Most scholarships require written essays, letters of recommendation, and copies of your transcripts (either high school or college). Others are need-based scholarships, where you are required to provide proof of income. Some of the applications can be filled out totally online, while others ask you to mail in the application. Some of the scholarships target specific degree seeking students, while others are based on gender, ethnicity, or religious affiliation. 

I slept on a lot of these scholarship opportunities during my undergraduate studies because I had the Military Tuition Assistance Program. When my $4,500 yearly allocation dried up, I was applying for scholarships left and right. For every 20 scholarships I applied for, 18 or 19 went to other students.

I would not be honest if I told you that discouragement did not creep into my spirit from time and time, but I kept applying. I did get tired of writing essays and asking people to write letters of recommendation on my behalf, but I kept applying. You are going to have to read through a lot of material and sift through scholarships that are not applicable to your particular situation. Time, effort, patience, and persistence are mandatory in this endeavor.

Regardless to how many scholarships you do not win, keep applying!

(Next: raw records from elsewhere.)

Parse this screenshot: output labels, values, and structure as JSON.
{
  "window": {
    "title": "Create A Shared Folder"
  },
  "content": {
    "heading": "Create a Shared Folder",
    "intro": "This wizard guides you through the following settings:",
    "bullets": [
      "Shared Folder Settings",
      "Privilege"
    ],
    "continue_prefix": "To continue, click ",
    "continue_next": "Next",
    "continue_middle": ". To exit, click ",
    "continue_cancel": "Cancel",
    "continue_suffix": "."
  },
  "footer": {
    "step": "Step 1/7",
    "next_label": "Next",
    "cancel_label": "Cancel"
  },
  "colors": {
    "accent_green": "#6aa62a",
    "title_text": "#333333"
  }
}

Please pass this information on to your family members, nieces, nephews, and friends with college-aged children. For those of you without a college-aged child at home, share this with someone who does. If you have children, take the initiative to get them involved and invested in their own futures. There is no need for money to be returned to donating companies because we fail to apply. 

If you are a college student or getting ready to become one, you already know how useful additional money can be. Below are a few links to many websites where scholarship information can be found.

*If clicking on the link doesn't work, copy and paste the URL in your web browser.

FAFSA (Free Application for Federal Student Aid)

Finaid: The Smart Students Guide to Financial Aid & Scholarships


Student Inventors Scholarships

Coca-Cola Scholars Foundation

Ron Brown Scholar Program

United Negro College Fund

SIT Study Abroad Scholarships

Hispanic Scholarship Fund

Ronald McDonald House Charities U.S. Scholarships

Jackie Robinson Foundation Scholarship Award

The Sallie Mae Fund Search for Scholarships

Alpha Kappa Alpha Educational Advancement Foundation

American Geosciences Institute

American Physical Society Minority Scholarship

Elks National Foundation Most Valuable Student Competition

National Association of Colored Women’s Club, Hallie Q. Brown Scholarship

National Black Nurses Association Scholarship Program

Thurgood Marshall College Fund

Xerox Scholarships for Students

National Assoc. Of Black Journalists Scholarships

Microsoft Scholarship Program

The American Political Science Association

Guaranteed Scholarships

Jacki Tuckfield Memorial Graduate Business Scholarship 

Burger King Scholarship Program

Siemens Westinghouse Competition

GE Funds LULAC Scholarship Program

Union Sponsored Scholarships And Aid

SIT Study Abroad and SIT Graduate Institute

Graduate Fellowships For Minorities Nationwide

Rhodes Scholarships At Oxford

The Roothbert Scholarship Fund

Navy Reserve Officer Training Corps

Minority Serving Institution (MSI) Scholarship Program

Frederick C. Branch Marine Corps Leadership Scholarship

Army Reserve Officer Training Corps

Air Force Reserve Officer Training Corps

Originally published by Steve Maynor Jr. on August 5, 2013 via